A "young lion on the New York jazz scene, Avital was born in Israel. He studied classical guitar at the Givataim Conservatory and switched to acoustic bass at Talma Yalin, Israel's leading high school for the arts. In his early twenties, he was on hand when Smalls opened, and he became a regular fixture there through the late '90s. Today, he teaches at the Rubin Academy in Jerusalem and continues to nurture the growth of jazz worldwide.
Avital's arrangements include extensive soloing as well as ensemble counterpoint, running for over twelve minutes on average. It's the benefit of a live club performance: everybody gets pumped up and allows the music to run. Hornmen Charles Owens, Gregory Tardy, Mark Turner and Myron Walden each turn in impressive solos. Avital and drummer Ali Jackson take their share of solo spots, but they maintain a low-key appearance that relegates much of what they do to the sextet's rhythmic foundation.
The program runs loose and relaxed. Tension and release play appropriate roles; however, the saxophones perform together for the most part in scripted action that eschews spontaneity. Avital has captured an exotic sound: lush, like Ellington's saxophone section, and bass-dominant, like Mingus's dynamic ensembles. Orchestral colors ebb and flow, giving the performance an accessible texture. Avital's cohesive unit takes modern jazz for an enjoyably sweet, lovely, and lyrical ride.

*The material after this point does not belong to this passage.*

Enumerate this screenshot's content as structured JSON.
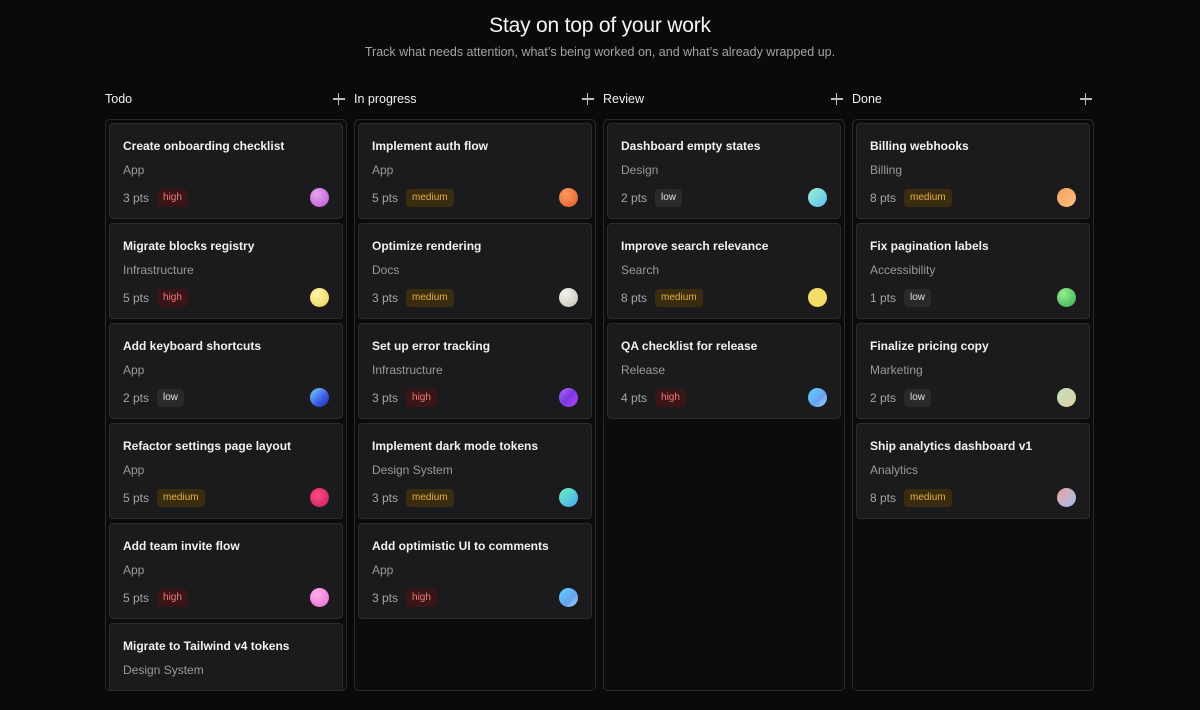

Personnel: Omer Avital: bass; Ali Jackson: drums; Myron Walden: alto saxophone; Charles Owens, Mark Turner: tenor saxophone; Gregory Tardy: tenor saxophone, flute.